It’s not fit for man or beast outside but a single sip can transport you to a distant land filled with gleaming white beaches and turquoise blue water. Santorini, a small island in Greece, filled with indigenous white grapes, is just the ticket for a daydream. It is one of the oldest winemaking areas in the world, with evidence of viticulture dating back to 3500 BC. A volcanic eruption in 1600 BC created the unique soil conditions of volcanic ash and lava that help to give wines from Santorini their distinctive taste. Try the ancient blend Nykteri, made from a minimum of 75% Assyrtiko ( A seer’ tee ko), Athiri (A theer ee) and Aidani (Eye don ee). Traditionally the grapes for Nykteri, meaning up working all night, were harvested at night and pressed the following morning. A short stint in oak for a minimum of three months adds roundness and just a smidgen of spicy complexity. Flavors and aromas of jasmine, orange blossom and raw almond linger in a full rich finish.

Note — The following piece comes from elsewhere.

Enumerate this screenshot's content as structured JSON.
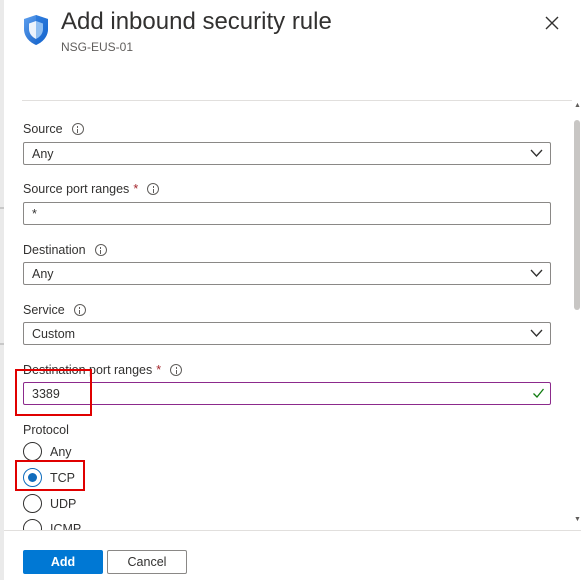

Ever had a wine fermented in a Kvevri? In the Republic of Georgia the ancient tradition of wine making in large clay vessels called kvevri lives on. The grape most often used is Rkatsiteli. The kvevri is lined with beeswax and buried in the floor awaiting grapes to be poured in, crushed and left to ferment. Over a period of days, the grape skins are pushed down on the hour and the kvevri is finally covered with a suitable-sized stone cap sealed with clay, and left undisturbed for up to two years. The results is an orange or amber style with the best examples exhibiting weird, wild, unusual aromas of black tea, smoky sandalwood, dried orange peel and savory notes waft up from your glass.

One of my favorite producers of atypical whites hails from one of the oldest, yet relatively unheard of wine growing regions, the Bekaa Valley in Lebanon. Winemaker Serge Hochar of Chateaux Musar states his biggest red wines are his whites, which are served after the reds with just a slight chill. Serge’s approach to wine is unique, he claims to know little about wine except how to make it. There is a lot of bottle variation from year to year, little modern technique is used. He’s not a showman that tries to make you believe his wines are better, he just wants you to experience them because they’re different and have a flavor that speaks of the soul from his little corner of the world. It’s hard for me to pigeon hole the descriptors to describe the charm of these wines. Delicious in their youth they age gracefully developing savory, slightly sweet notes on the nose and though provoking taste.

Pick up one of these wines and try it with this simple yet elegant pasta dish. It’s a perfect winter dish for indoor picnics in front of the fire. Enjoy!

lasagnetti with morels

Pasta with morel cream and peas

Ingredients- Serves two
2 shallots chopped fine
4 Morels – cleaned and quartered 6 oz. chicken broth
4 oz. heavy cream
2 Tbs. butter
1 Tbs. flour
4 oz. peas
Salt and Pepper to taste

1⁄2 lb. Pasta

Cook pasta according to directions. Drain and rinse with cold water, set a side. In large sauté pan melt butter on low heat. Add shallots, morels and cook till shallot is translucent. Remove from heat and stir in flour till well incorporated. Slowly add cream and broth stirring till no lumps. Simmer on low for 5 minutes stirring often. Add peas and cook till sauce is desired thickness. Add reserved pasta to pan and toss to coat and warm thoroughly. Add salt and pepper to taste and serve.